Mr. Zander, who leads the Boston Philharmonic, has leveraged his considerable communication and educational skills into creating something beyond the mere making of music.
Irish Travellers, Tinkers No More: Photographs and Traveller, a film by Alen MacWeeney (UPDATED, including audio: Traveller Liam Weldon sings “The Blue Tar Road”)
In his important collection of anthropological photography, Robert Gardner made clear the connection between the ethnographer’s record of life in western Papua or Ethiopia and the photojournalist’s observation of downtown Barcelona or Dallas. Alen MacWeeney’s Irish Travellers, Tinkers No More is one further document in this fluid branch of study. The travellers were and still are a constant presence in Ireland, where MacWeeney was born and raised, although, at least in the 1960′s when these photographs were made, a largely unseen one—this is, on purpose. A professional need, it seems, sucked Alen MacWeeney into their society, and he remained, to observe and experience it in depth. Now, after some forty years, this experience has been made public.
Music in a Time of Disaster…The Vienna Philharmonic conducted by Pierre Boulez, Carnegie Hall, January 16, 2010
To hear a program of music by Mahler and the members of the Second Viennese School (Schoenberg, Webern) five days after the earthquake in Haiti is to experience questions about the role that the arts, and music in particular, plays in our lives. Burke and Kant recognized two categories of artistic experience, the beautiful and the sublime, one characterized by orderliness, balance, and grace, the other by overwhelming power. Beauty is associated with the works of humans, and the sublime with the acts of nature (and/or God, depending on your persuasion). Both pieces on the second half of the Vienna Philharmonic’s program (Webern and Mahler) contained climactic moments that can only be described as devastating, as close as art can get to imparting the experience of disastrous loss. As we read the papers about the destruction of a country, we struggle to find the connection between our own lives and the unimaginable suffering and trauma being experienced by our neighbors and fellow humans. Music can help.
Last Friday, January 15th, the Cantata Singers under Music Director David Hoose continued their season centered around the music of Heinrich Schütz, on this occasion performing at the First Church, Cambridge. This can be a problematic venue, with blurry sound, especially for solo voices. But Friday there were no solo voices, and the a capella mixed choir and eventually a small orchestra sounded fine—well balanced and clear enough, at least where I was sitting, which was fairly close. The audience was large and enthusiastic. The fine concert deserved their appreciation.
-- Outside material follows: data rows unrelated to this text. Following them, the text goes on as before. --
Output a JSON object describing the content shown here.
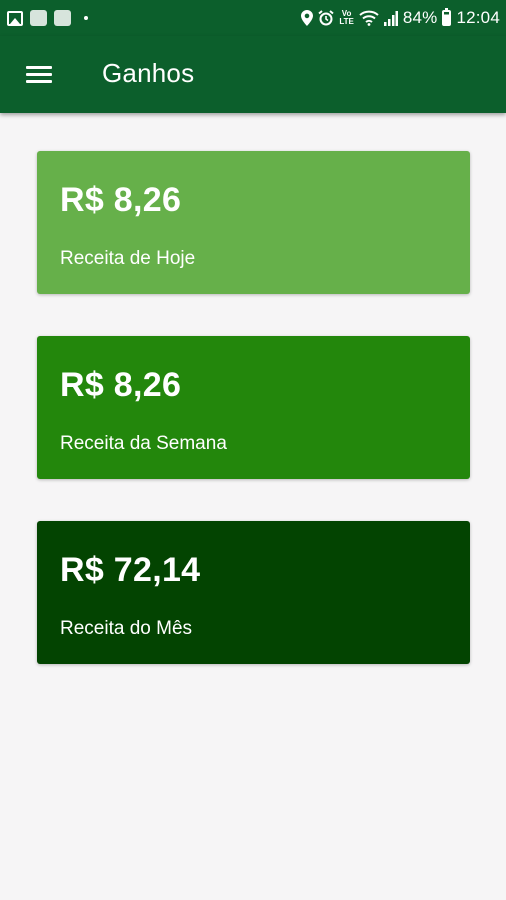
{
  "status_bar": {
    "battery": "84%",
    "time": "12:04",
    "icons": [
      "image-icon",
      "notification-square-icon",
      "notification-square-icon",
      "dot-icon",
      "location-icon",
      "alarm-icon",
      "volte-icon",
      "wifi-icon",
      "signal-icon",
      "battery-icon"
    ],
    "volte_top": "Vo",
    "volte_bottom": "LTE"
  },
  "toolbar": {
    "title": "Ganhos",
    "menu_icon": "hamburger-menu-icon",
    "color": "#0c5f2c"
  },
  "cards": [
    {
      "value": "R$ 8,26",
      "label": "Receita de Hoje",
      "color": "#66b04a"
    },
    {
      "value": "R$ 8,26",
      "label": "Receita da Semana",
      "color": "#23870c"
    },
    {
      "value": "R$ 72,14",
      "label": "Receita do Mês",
      "color": "#034401"
    }
  ],
  "background_color": "#f6f5f6"
}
The Scottish composer James MacMillan is not nearly as well-known in the United States as he is in Britain. Hence it is a good thing that an outstanding recording of his St. John Passion is available from LSO Live for purchase as discs or as an iTunes download, as the BSO prepares to perform it under Sir Colin Davis, who commissioned the work as part of his 80th birthday celebrations. There is no better introduction to a composer or to a work than simply to listen to it, and a recording fills the requirement nicely, especially of a performance by Sir Colin, who has a special gift in presenting unfamiliar music with the passionate convication that it is the very best of its kind.